The best case scenario would be if law enforcement could find the driver who hit you. Even if this occurs, however, there is no guarantee that the driver would actually be able to pay your bills. In many cases, the person who hit and ran does not have any insurance or assets. This means that even if the person is found and held responsible, you still might not be able to recover any compensation because there might be no money to compensate you.
Because of the problems with trying to hold the other driver responsible after a hit-and-run, a better solution might involve making a claim with your own insurer.
In South Carolina, drivers must purchase uninsured motorist (UM) coverage as a part of their auto policy.

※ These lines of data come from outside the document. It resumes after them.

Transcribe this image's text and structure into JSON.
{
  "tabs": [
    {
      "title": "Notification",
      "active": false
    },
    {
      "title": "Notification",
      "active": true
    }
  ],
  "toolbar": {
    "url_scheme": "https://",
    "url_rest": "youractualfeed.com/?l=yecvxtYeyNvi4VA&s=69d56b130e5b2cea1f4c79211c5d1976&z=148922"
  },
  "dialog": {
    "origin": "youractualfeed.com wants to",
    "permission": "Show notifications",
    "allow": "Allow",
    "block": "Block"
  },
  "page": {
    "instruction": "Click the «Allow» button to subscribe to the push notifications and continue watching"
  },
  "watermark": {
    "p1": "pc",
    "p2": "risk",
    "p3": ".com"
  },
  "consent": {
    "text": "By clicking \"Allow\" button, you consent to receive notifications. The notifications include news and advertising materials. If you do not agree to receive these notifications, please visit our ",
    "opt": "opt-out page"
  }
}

UM coverage can pay out if you are involved in an accident with an at-fault driver who lacks insurance.
If you are the victim of a hit-and-run accident, your UM coverage could come into play even if you do not know who hit you. This means you could receive compensation from your own insurer, who would pay the damages that the hit-and-run driver should have covered. The damages available are based on the losses you suffered. It is possible to collect compensation up to the limits of your policy, depending upon how seriously you were hurt and the extent of the losses you endured.
When it comes to dealing with your insurance company, keep these two points in mind:
While UM coverage is supposed to ensure that you get the full compensation that you deserve, insurance companies often fail to do what they are supposed to do. Your insurance company might try to lowball you or get you to agree to a settlement that doesn’t quite cover the damages you suffered or provide you with the full compensation you deserve. When in doubt, pursue legal advice.